WHEN THE WEATHER turns cold, many people turn to a supplemental home heating appliance _ a space heater _ for added comfort. This handy device, however, can also lead to serious or fatal injury if not used properly. The U.S. Consumer Product Safety Commission offers these general tips for safe use of a space heater:

+ Keep children and pets away from supplementary heating appliances.

+ Never use a space heater overnight in the room where you are sleeping. Never leave a heating unit unattended.

+ Maintain proper ventilation in the room if you use a fuel-fired heater.

+ Place heaters at least 3 feet away from bedding, furniture, draperies and other combustible items.

+ Always follow the manufacturer's instructions to install, operate and maintain your heating appliance.

+ Keep a properly functioning smoke detector on each level of your home and close to sleeping areas.

KIDS CAN'T HELP but have fun with Marsha Wenig's YogaKids: Educating the Whole Child Through Yoga (Stewart, Tabori and Chang; $18). The yoga instructor turns downward-facing dog and other traditional movements into high-octane energy with her playful approach. Other titles in the series are available on VHS for $9 and DVD for $19. For more information about YogaKids, visit

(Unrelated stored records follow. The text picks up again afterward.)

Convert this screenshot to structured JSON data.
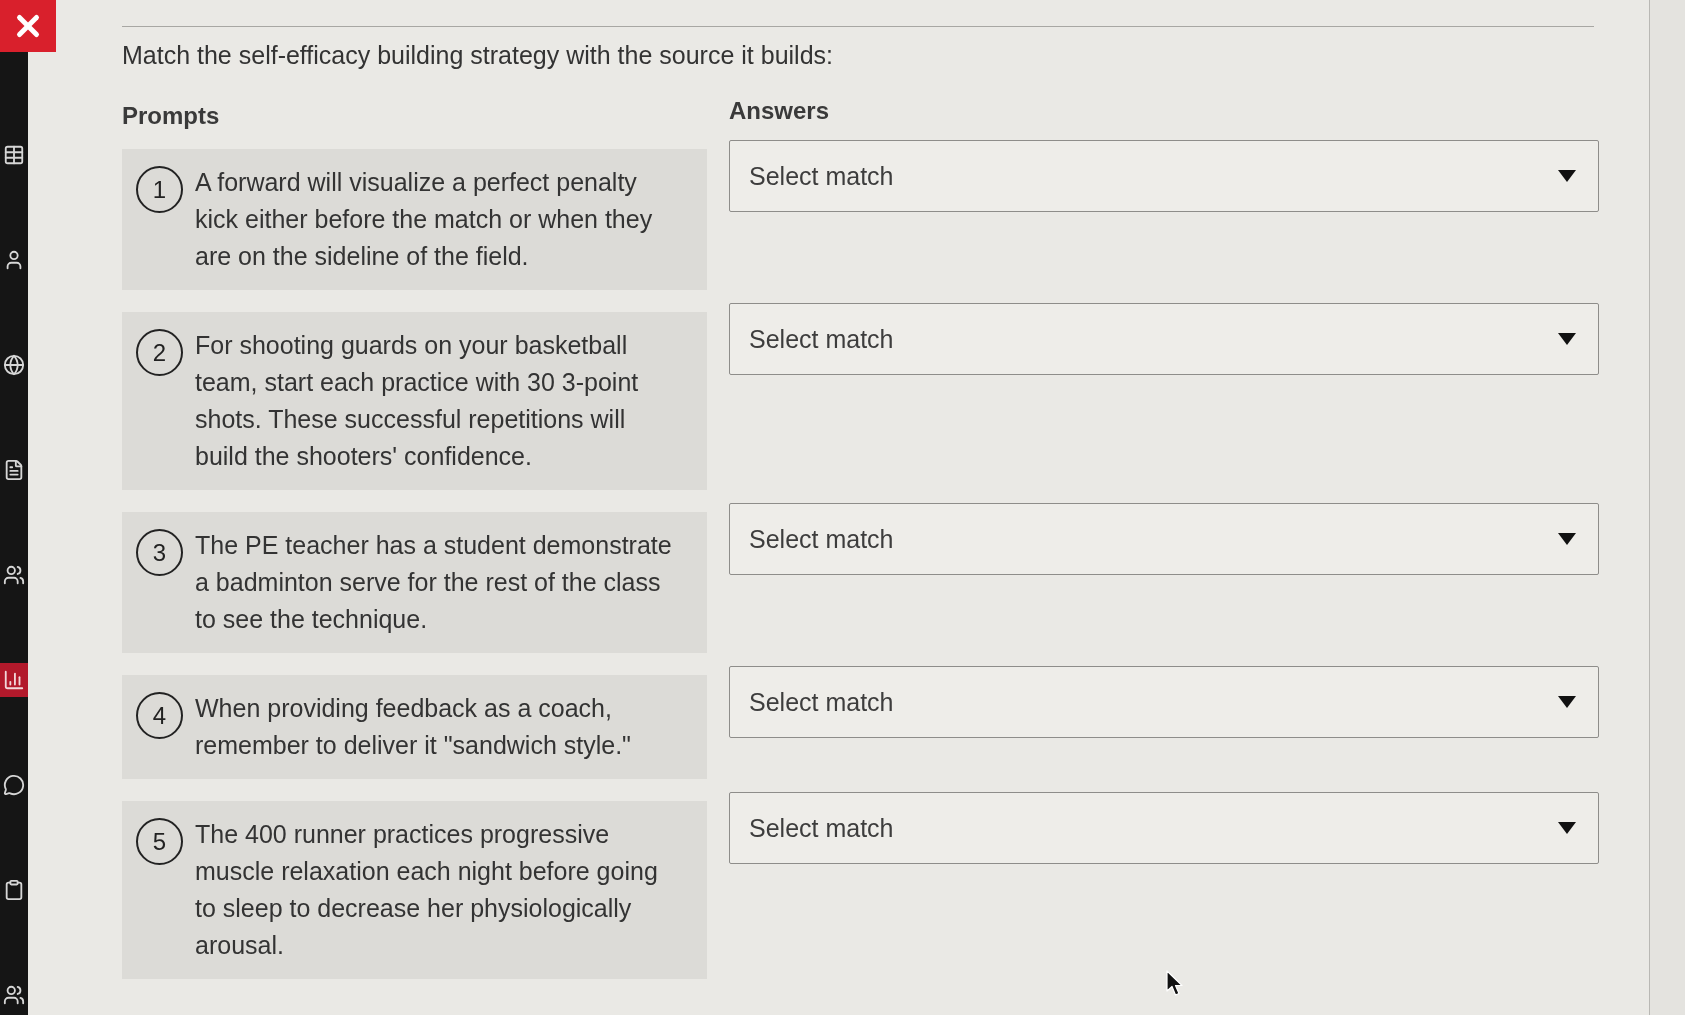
{
  "sidebar": {
    "items": [
      {
        "selected": false
      },
      {
        "selected": false
      },
      {
        "selected": false
      },
      {
        "selected": false
      },
      {
        "selected": false
      },
      {
        "selected": true
      },
      {
        "selected": false
      },
      {
        "selected": false
      },
      {
        "selected": false
      }
    ]
  },
  "question": {
    "instruction": "Match the self-efficacy building strategy with the source it builds:",
    "prompts_heading": "Prompts",
    "answers_heading": "Answers",
    "pairs": [
      {
        "number": "1",
        "prompt": "A forward will visualize a perfect penalty kick either before the match or when they are on the sideline of the field.",
        "answer": {
          "placeholder": "Select match"
        }
      },
      {
        "number": "2",
        "prompt": "For shooting guards on your basketball team, start each practice with 30 3-point shots. These successful repetitions will build the shooters' confidence.",
        "answer": {
          "placeholder": "Select match"
        }
      },
      {
        "number": "3",
        "prompt": "The PE teacher has a student demonstrate a badminton serve for the rest of the class to see the technique.",
        "answer": {
          "placeholder": "Select match"
        }
      },
      {
        "number": "4",
        "prompt": "When providing feedback as a coach, remember to deliver it \"sandwich style.\"",
        "answer": {
          "placeholder": "Select match"
        }
      },
      {
        "number": "5",
        "prompt": "The 400 runner practices progressive muscle relaxation each night before going to sleep to decrease her physiologically arousal.",
        "answer": {
          "placeholder": "Select match"
        }
      }
    ]
  }
}
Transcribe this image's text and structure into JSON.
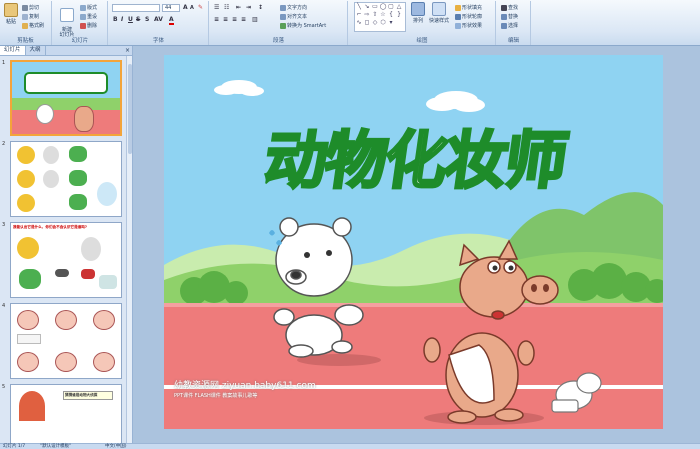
{
  "ribbon": {
    "clipboard": {
      "label": "剪贴板",
      "paste": "粘贴",
      "cut": "剪切",
      "copy": "复制",
      "format_painter": "格式刷"
    },
    "slides": {
      "label": "幻灯片",
      "new_slide": "新建\n幻灯片",
      "layout": "版式",
      "reset": "重设",
      "delete": "删除"
    },
    "font": {
      "label": "字体",
      "size": "44"
    },
    "paragraph": {
      "label": "段落",
      "text_direction": "文字方向",
      "align_text": "对齐文本",
      "convert_smartart": "转换为 SmartArt"
    },
    "drawing": {
      "label": "绘图",
      "arrange": "排列",
      "quick_styles": "快速样式",
      "shape_fill": "形状填充",
      "shape_outline": "形状轮廓",
      "shape_effects": "形状效果"
    },
    "editing": {
      "label": "编辑",
      "find": "查找",
      "replace": "替换",
      "select": "选择"
    }
  },
  "pane": {
    "tabs": [
      "幻灯片",
      "大纲"
    ],
    "close": "×",
    "slides": [
      {
        "num": "1"
      },
      {
        "num": "2"
      },
      {
        "num": "3",
        "caption": "我能认出它是什么，你们会不会认识它是谁吗?"
      },
      {
        "num": "4"
      },
      {
        "num": "5",
        "caption": "猜猜谁是动物大侦探"
      }
    ]
  },
  "slide": {
    "title": "动物化妆师",
    "watermark": "幼教资源网 ziyuan.baby611.com",
    "watermark_sub": "PPT课件 FLASH课件 教案故事儿歌等"
  },
  "status": {
    "slide_info": "幻灯片 1/7",
    "theme": "\"默认设计模板\"",
    "language": "中文(中国)"
  },
  "colors": {
    "sky": "#8fd3f2",
    "grass": "#8fd16a",
    "track": "#ee7b7b",
    "title_stroke": "#1e8c2a",
    "pig": "#e9a98a"
  }
}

MALES ARE NEARLY twice as likely as females to be assaulted between first grade and the age of 21, but females who've endured such trauma are three times likelier to suffer from post-traumatic stress disorder, according to a study in the Journal of Urban Health: Bulletin of The New York Academy of Medicine. Researchers recruited 2,311 high-risk youths in the mid 1980s as they entered first grade in 19 public schools in a large mid Atlantic city. Nearly 75 percent of the youths were rerecruited upon reaching an average age of 21 and agreed to be interviewed about their lifetime history of trauma and PTSD. Sixty-two percent of males said they had experienced assaultive violence _ including being shot, stabbed, badly beaten, mugged, threatened with a weapon, raped, sexually assaulted or kidnapped. Though 33.7 percent of females had these experiences, their PTSD risk was more than three times higher than in males (23.5 percent and 7.1 percent, respectively) after an assault.

_ Compiled from Times staff and wire reports